Penn State men’s basketball fell 80-60 to No. 1 Purdue on the road Wednesday night in the kind of game that reestablished everything we already knew about both teams.
For Penn State, it was that the Nittany Lions lack any size and accompanying skillsets to really contend with a 7-foot-4 future NBA draft choice in big man Zach Edey. It also furthered an ongoing statistical trend that Penn State — like most teams — shoots the ball better at home than on the road [44% from the field on Wednesday night]. There was nothing inherently unexpected about this discovery but it was no less evident as the minutes ticked along. Purdue in particular boasts a team almost specifically designed to turn teams like Penn State into fine powder and did exactly that for the better part of the second half, coupling the threat of Edey with confidence from his supporting cast.
To its credit in the first half, Penn State did all of the requisite things that make you raise an eyebrow just enough to keep the TV on. Down 35-29 at the break, Penn State trailed by just enough that an upset seemed possible, but also by just enough that any sizable Purdue run would quickly erase any upset ambitions.
Much like they did in the first meeting between these two teams this season, the Boilermakers opened up the second half on that sizable run, this time a 21-2 thumping over the span of 5:15 that took all the wind out of the Nittany Lions’ sails. Penn State made just its third shot of the half with 10:33 to go, and by then the Boilermakers were already ahead by 22.
It is true that Penn State could have played better. This is generally accurate for any team that loses by 20. The Nittany Lions missed shots they normally make, but they were the lesser team at the outset. The fortunate thing for Penn State is that a now 5-6 record in Big Ten play is a respectable opening half of the year in a league which has been led by Purdue and then something of a feeding frenzy among the rest of the conference.
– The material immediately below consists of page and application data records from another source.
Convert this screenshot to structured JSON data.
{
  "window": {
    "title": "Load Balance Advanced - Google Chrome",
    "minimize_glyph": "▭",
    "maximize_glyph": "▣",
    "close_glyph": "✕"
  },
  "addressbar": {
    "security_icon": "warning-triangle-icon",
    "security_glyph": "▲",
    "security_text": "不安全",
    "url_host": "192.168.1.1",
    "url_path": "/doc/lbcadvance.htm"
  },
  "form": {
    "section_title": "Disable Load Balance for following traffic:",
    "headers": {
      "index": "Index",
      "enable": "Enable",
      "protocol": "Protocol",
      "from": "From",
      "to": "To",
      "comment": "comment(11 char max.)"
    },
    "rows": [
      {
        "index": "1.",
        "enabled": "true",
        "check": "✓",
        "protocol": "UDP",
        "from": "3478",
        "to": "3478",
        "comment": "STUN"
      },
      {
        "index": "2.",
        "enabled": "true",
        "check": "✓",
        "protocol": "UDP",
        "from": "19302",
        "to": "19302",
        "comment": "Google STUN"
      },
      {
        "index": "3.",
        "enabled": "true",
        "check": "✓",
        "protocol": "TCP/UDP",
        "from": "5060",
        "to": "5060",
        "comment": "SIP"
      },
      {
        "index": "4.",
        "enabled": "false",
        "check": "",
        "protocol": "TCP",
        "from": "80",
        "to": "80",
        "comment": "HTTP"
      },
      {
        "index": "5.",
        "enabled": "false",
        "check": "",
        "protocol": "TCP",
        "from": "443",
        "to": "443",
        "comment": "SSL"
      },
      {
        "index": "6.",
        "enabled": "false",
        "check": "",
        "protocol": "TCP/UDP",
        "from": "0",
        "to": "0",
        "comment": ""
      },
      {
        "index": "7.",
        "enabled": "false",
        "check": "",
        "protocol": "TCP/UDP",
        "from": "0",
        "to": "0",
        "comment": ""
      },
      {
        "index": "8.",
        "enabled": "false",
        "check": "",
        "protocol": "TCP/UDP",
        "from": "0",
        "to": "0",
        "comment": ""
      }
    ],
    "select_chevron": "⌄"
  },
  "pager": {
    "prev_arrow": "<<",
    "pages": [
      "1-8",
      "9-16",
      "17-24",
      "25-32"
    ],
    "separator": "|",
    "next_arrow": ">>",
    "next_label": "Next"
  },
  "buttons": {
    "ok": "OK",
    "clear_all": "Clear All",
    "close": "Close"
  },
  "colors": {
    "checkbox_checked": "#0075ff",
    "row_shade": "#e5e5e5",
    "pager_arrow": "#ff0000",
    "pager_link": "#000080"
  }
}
With a relatively favorable slate of games in the second half of the year, Wednesday night’s drubbing doesn’t need to be much more than the unavoidable moments that come over the course of a long season for 95% of the college basketball world. Penn State basketball’s ongoing quest to overcome mediocrity isn’t derailed by losing to a very, very good team on the road; if anything it just accentuated the strengths and weaknesses of both teams and let them carry on toward their respective trajectories.
Seth Lundy continued his strong season with an 18-point outing to go with six rebounds, while Jalen Pickett chipped in a quiet 12 points and seven assists. Michael Henn, Penn State’s big man transfer turned recent starter, continued his strong run of play with 11 points but it is likely not a good sign when he shoots as many threes as sharpshooter Andrew Funk (six) and is the only one to make any (Henn had three makes from deep).
Elsewhere the Boilermakers managed 39 points from the bench, getting 29 from Mason Gillis in the kind of performance that reminds one that having the likes of Edey can impact the game simply with him standing on the court in a moderately menacing way. For his part, the big man added 18 points to his season total while Penn State managed just 15 points off the bench, getting seven of those from energy guru Evan Mahaffey.
Penn State returns home for a Sunday meeting against Nebraska having lost back-to-back Big Ten games just once this year.